I've written before that many of my best students did not come to college directly out of high school. I’ve had good luck with parents, veterans, late bloomers, and others who have some work and life experience between public school and my classroom. I believe work provides a sense of identity. Workers test their goals, explore their identities, and find out what they want from their education.
I myself didn’t start college until twenty-five years old. I bounced through several jobs for seven years before resuming my education. While I did not support myself in that time—minimum wage blows—I learned to support myself intellectually. Though work did not provide my liberal arts education, the school of hard knocks taught me what I wanted in life, what I was willing to do to get it, and what value I placed on my time.
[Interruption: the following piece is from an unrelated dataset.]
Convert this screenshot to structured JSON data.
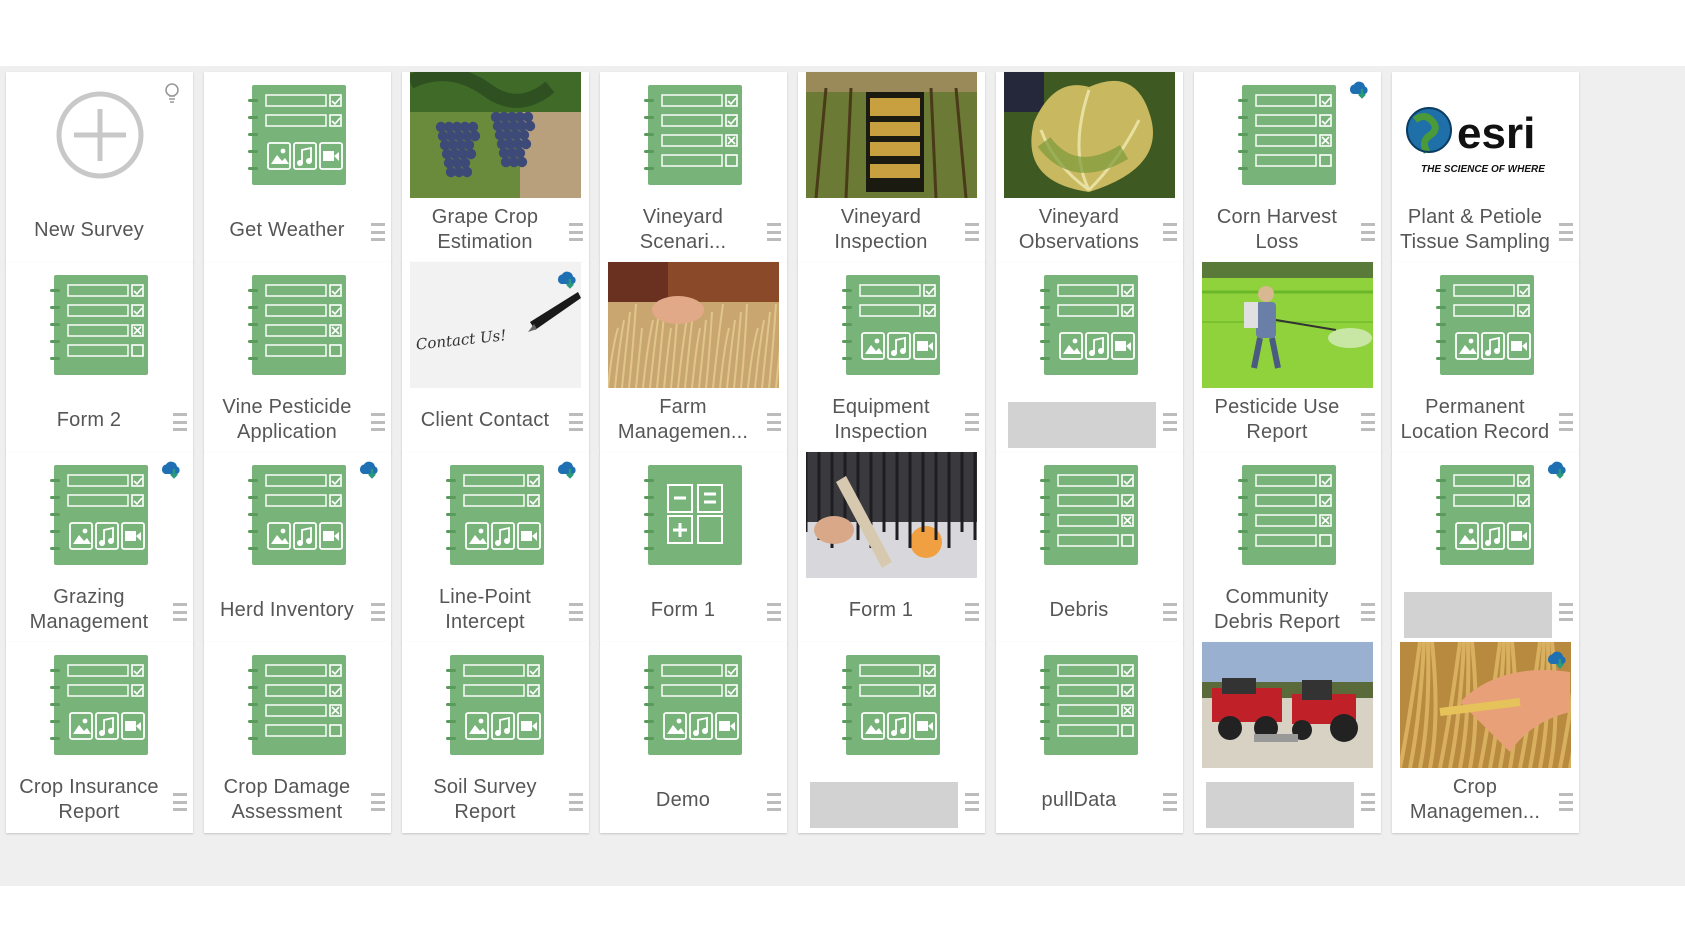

Think how much further along my life might be if, instead of waiting until eighteen, I had to work for my money at, say, twelve. What if I’d had to sack groceries, wash cars, walk dogs, or otherwise hustle to fill my pockets? I suspect I’d have learned much earlier the difference between necessity and luxury. Work probably would have cured my middle class ambivalence toward school.
Moreover, I’m not advocating the rollback of child labor laws. Kids’ lives would not be improved if we sent them into sweat shops and salt mines. Child labor laws were written on the fairly straightforward belief that children should not work dangerous, sophisticated jobs until they had the physical strength and mental judgment. In other words, they shouldn’t work jobs that never let them achieve sufficient maturity to work those jobs.
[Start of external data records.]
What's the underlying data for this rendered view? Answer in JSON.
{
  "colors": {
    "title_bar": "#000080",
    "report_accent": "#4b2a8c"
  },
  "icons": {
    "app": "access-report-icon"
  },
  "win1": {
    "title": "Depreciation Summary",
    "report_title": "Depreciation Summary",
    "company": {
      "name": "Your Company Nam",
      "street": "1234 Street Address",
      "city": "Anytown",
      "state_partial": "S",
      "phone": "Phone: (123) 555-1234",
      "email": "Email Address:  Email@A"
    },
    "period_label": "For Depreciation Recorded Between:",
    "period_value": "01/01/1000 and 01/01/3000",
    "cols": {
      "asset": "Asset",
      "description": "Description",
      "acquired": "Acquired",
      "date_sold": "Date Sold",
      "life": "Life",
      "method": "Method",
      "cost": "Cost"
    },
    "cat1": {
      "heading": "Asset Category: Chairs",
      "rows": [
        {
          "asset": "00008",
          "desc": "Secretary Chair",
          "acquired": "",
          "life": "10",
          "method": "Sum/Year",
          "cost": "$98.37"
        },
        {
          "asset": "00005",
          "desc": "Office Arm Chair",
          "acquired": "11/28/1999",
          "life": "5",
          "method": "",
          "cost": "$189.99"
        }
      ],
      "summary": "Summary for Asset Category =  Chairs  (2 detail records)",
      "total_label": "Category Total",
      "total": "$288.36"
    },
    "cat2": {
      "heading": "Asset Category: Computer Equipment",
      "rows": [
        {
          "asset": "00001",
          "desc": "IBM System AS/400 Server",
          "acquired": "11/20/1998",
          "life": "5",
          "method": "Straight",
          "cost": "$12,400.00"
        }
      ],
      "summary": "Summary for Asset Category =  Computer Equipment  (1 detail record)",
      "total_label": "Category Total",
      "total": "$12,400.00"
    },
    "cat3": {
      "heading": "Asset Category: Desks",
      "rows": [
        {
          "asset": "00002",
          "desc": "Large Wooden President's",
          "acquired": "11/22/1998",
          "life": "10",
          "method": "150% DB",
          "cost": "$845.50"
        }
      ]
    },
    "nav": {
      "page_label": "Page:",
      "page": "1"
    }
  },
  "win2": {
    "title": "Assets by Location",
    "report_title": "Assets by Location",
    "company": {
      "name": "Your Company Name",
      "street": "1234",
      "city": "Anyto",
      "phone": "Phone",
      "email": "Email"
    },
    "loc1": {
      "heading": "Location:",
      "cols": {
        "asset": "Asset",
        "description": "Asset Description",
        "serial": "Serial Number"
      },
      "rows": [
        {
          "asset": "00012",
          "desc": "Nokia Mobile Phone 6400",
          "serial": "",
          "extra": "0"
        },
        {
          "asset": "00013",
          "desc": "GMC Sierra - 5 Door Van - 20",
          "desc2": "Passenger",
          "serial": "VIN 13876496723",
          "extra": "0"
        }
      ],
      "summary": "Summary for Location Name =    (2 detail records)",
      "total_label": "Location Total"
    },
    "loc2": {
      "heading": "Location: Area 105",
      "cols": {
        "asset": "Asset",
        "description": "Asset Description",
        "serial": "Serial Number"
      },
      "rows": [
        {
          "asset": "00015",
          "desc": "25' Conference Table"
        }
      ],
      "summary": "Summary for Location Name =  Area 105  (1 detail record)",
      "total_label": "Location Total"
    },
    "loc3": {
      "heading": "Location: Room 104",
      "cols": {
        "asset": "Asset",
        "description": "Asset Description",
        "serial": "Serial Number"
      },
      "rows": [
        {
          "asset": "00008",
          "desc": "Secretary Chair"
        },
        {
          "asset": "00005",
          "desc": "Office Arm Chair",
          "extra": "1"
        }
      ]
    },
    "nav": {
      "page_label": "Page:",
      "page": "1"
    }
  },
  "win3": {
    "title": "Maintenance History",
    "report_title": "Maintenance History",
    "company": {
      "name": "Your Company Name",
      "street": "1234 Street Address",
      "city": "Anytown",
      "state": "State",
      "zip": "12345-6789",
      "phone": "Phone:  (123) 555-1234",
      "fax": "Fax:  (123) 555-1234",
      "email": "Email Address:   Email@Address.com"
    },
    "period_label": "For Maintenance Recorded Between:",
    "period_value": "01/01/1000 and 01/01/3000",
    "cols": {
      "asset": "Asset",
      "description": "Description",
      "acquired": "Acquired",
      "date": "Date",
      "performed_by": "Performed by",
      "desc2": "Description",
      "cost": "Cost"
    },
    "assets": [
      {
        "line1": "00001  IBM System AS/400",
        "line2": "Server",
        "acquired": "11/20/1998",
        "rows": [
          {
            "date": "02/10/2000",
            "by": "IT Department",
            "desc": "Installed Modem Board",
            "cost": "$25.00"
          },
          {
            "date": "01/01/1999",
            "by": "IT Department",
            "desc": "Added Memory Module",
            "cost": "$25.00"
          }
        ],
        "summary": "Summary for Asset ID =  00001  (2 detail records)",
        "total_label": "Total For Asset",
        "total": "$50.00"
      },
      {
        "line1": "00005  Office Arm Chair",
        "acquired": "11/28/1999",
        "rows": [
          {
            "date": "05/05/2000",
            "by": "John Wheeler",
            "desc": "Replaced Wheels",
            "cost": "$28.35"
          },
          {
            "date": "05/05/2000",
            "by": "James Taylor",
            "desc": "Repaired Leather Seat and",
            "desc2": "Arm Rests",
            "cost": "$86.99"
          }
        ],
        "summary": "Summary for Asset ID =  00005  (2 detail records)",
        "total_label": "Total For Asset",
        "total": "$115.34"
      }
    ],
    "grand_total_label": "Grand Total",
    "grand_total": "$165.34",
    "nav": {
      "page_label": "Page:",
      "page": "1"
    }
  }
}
But not all labor is a Dickensian nightmare. We can protect kids from the Triangle Shirtwaist Fire without extending infantile dependency to the cusp of adulthood. If we want kids to build strength and wisdom, we could offer them a hem of responsibility, where they could test themselves, and stretch to meet their potential. We claim to do that by giving them household chores, but many might benefit from answering to someone other than Mommy and Daddy.
We could start by scaling work according to kids’ strength and maturity. No reasonable person would think a twelve-year-old could tote a hod at a construction site, but why couldn’t that kid sort screws? A teen should not drive a forklift in a warehouse, but why can’t that same kid stock shelves? Kids who have work consummate with their ability will develop ability consummate with their work.
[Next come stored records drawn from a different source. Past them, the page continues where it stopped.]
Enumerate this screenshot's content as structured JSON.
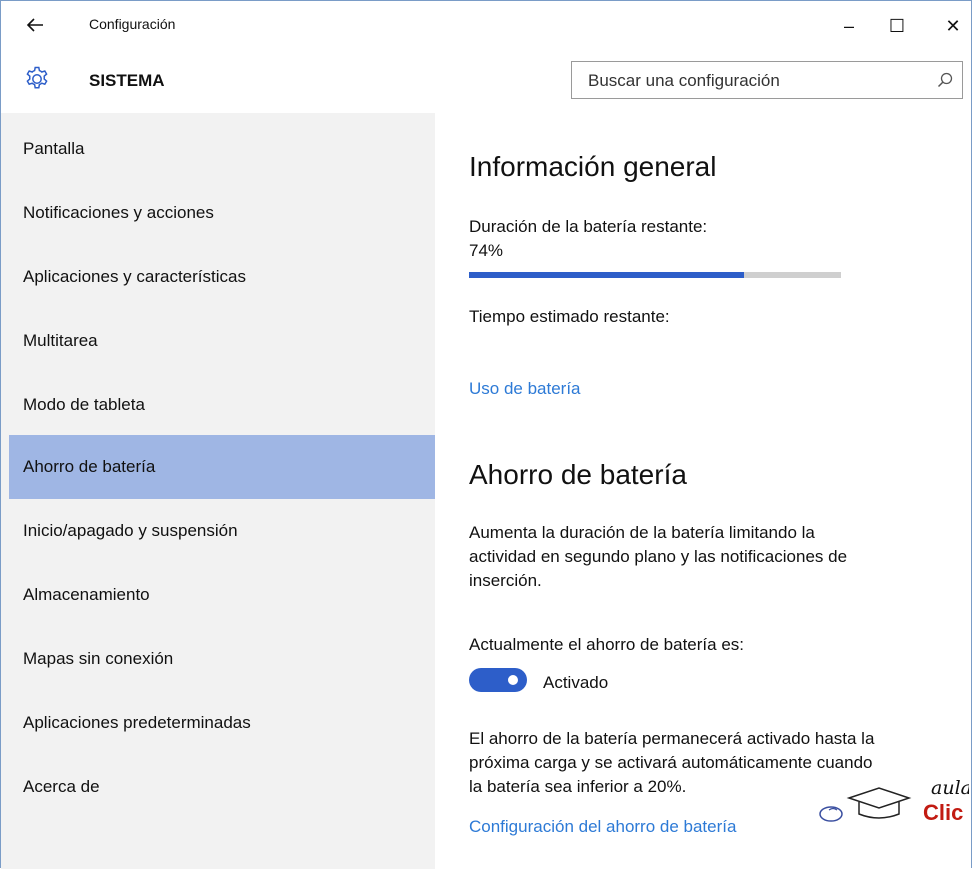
{
  "window": {
    "title": "Configuración",
    "controls": {
      "minimize": "–",
      "maximize": "☐",
      "close": "✕"
    }
  },
  "header": {
    "section": "SISTEMA",
    "search": {
      "placeholder": "Buscar una configuración",
      "value": ""
    }
  },
  "sidebar": {
    "selected_index": 5,
    "items": [
      {
        "label": "Pantalla"
      },
      {
        "label": "Notificaciones y acciones"
      },
      {
        "label": "Aplicaciones y características"
      },
      {
        "label": "Multitarea"
      },
      {
        "label": "Modo de tableta"
      },
      {
        "label": "Ahorro de batería"
      },
      {
        "label": "Inicio/apagado y suspensión"
      },
      {
        "label": "Almacenamiento"
      },
      {
        "label": "Mapas sin conexión"
      },
      {
        "label": "Aplicaciones predeterminadas"
      },
      {
        "label": "Acerca de"
      }
    ]
  },
  "main": {
    "overview": {
      "title": "Información general",
      "battery_label": "Duración de la batería restante:",
      "battery_percent_text": "74%",
      "battery_fraction": 0.74,
      "time_label": "Tiempo estimado restante:",
      "usage_link": "Uso de batería"
    },
    "saver": {
      "title": "Ahorro de batería",
      "description_lines": [
        "Aumenta la duración de la batería limitando la",
        "actividad en segundo plano y las notificaciones de",
        "inserción."
      ],
      "status_label": "Actualmente el ahorro de batería es:",
      "toggle_state": "Activado",
      "toggle_on": true,
      "info_lines": [
        "El ahorro de la batería permanecerá activado hasta la",
        "próxima carga y se activará automáticamente cuando",
        "la batería sea inferior a 20%."
      ],
      "settings_link": "Configuración del ahorro de batería"
    }
  },
  "watermark": {
    "line1": "aula",
    "line2": "Clic"
  },
  "colors": {
    "accent": "#2d5ec9",
    "link": "#2d7ad6",
    "sidebar_bg": "#f2f2f2",
    "selected_bg": "#9fb6e4"
  },
  "icons": [
    "back-arrow-icon",
    "gear-icon",
    "search-icon",
    "minimize-icon",
    "maximize-icon",
    "close-icon",
    "aulaclic-logo-icon"
  ]
}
Many kids already do work, especially lower class kids. Go to any city and watch. Poor kids mow lawns, run errands, carry groceries, wash cars, and do whatever they can to bring in a little money—under the table. Though childhood crime is far less common than Newt implies, hustling is already commonplace. Sadly, middle class kids are more likely to remain sedentary and passive.
Former schoolteacher John Taylor Gatto, in A Different Kind of Teacher, describes setting up professional apprenticeships for middle school students on the sly. These kids built networks they could tap later in life, but reportedly, they also got better grades in school as well. If it could be administered fairly, I’d like to see more kids have such opportunity.